Do you know the difference between a barber and a hairstylist? One cuts hair for boys and one cuts hair for girls, right? Well, not entirely.
A barber specializes in cutting men's hair, both on the head and sometimes on the face. Traditionally, barbers offered expert shaves of the face and neck. But like the waistcoat and the snap-brim hat, that part of the barber's role has considerably faded to obscurity. Still, a few old-school barbers continue to offer it.
The modern barber belongs to an ancient vocation, which earliest beginnings trace at least as far back as 3500 BC in Egypt That's more than 5,000 years – a lot of haircuts.

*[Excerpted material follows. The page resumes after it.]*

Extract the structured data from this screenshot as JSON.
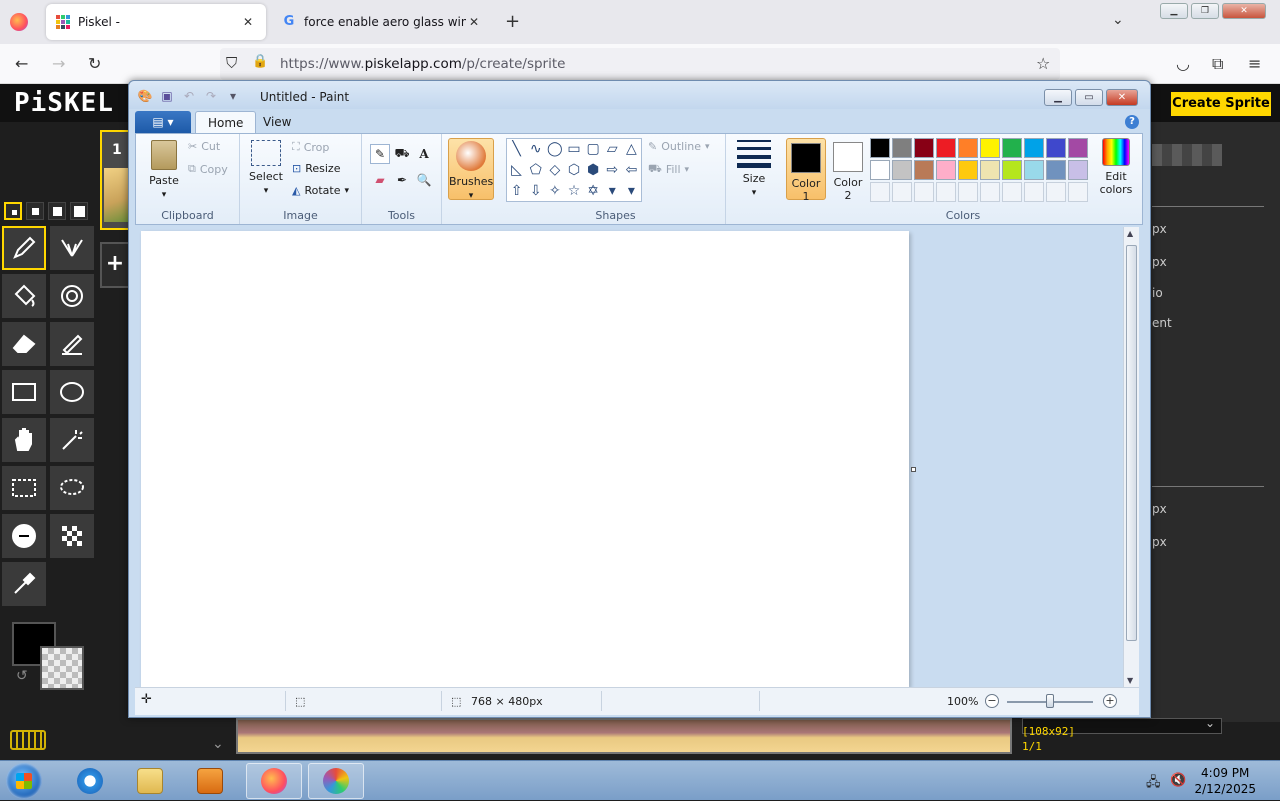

During the Middle Ages, barbers also acted as dentists and surgeons, performing minor medical procedures and treating illnesses. The red and white barber's pole began as an apparatus that would hold leeches used to draw blood (and the illness therein) out of the patient's body. In America, a blue stripe was sometimes added to represent the national colors. (Yay, America!)
Barbers train in the cutting of men's hair and do not receive the other, more expansive training in coloring, texturing, or otherwise chemically altering the hair that hairstylists receive. If this makes you think barbers are less skilled than hairdressers, think again: like a doctor specializing in one system of the human body, barbers are trained and re-trained to deal with men's hair and all its weird tendencies and adjustments.
Barbers train intensively before cutting hair, usually undergoing a ten to twelve month training course and completing a written exam and practical demonstration. In the United States, barber training is given by specialized academies as well as many technical and voluntary schools. Some online training courses are starting to appear, too.
Each state has its own Barbering Board, which often includes certification for Cosmetology as well. The board will grant and renew licenses and will also sometimes certify a barber as a Master Barber, which declares his or her advanced level of technical skill and proficiency.
Hairstylists, as stated above, work at crafting new looks and arrangements for their clients' hair. They're not trained in trimming facial or neck growth, but they sometimes receive additional training in skin and nail care along hairstyling. In recent years, some cutting edge barbershops have begun to include hairstyling extras (colorizing, texturing, et cetera) into their men's hair care retinue.
Barber of Hairstylist?
Choosing whether to go for a hairstylist or a barber is for the most part choosing where you feel most comfortable. There's a sense of masculine confidence to the work of a good barber. On the other hand, if your preferred hairstyle requires an awful lot of artificial enhancers (perm, highlights, etc) you're better off in the care of a hairstylist.
The traditional barbershop was a place where men could unwind, tell a joke, and enjoy one another's company – it was an hour spent "with the guys." The old school barbershops still keep that atmosphere, and plenty of new shops uphold that tradition. Some are beginning to merge the barbershop atmosphere with hairstylist versatility, giving their male male customers a "best of both worlds" approach to better grooming.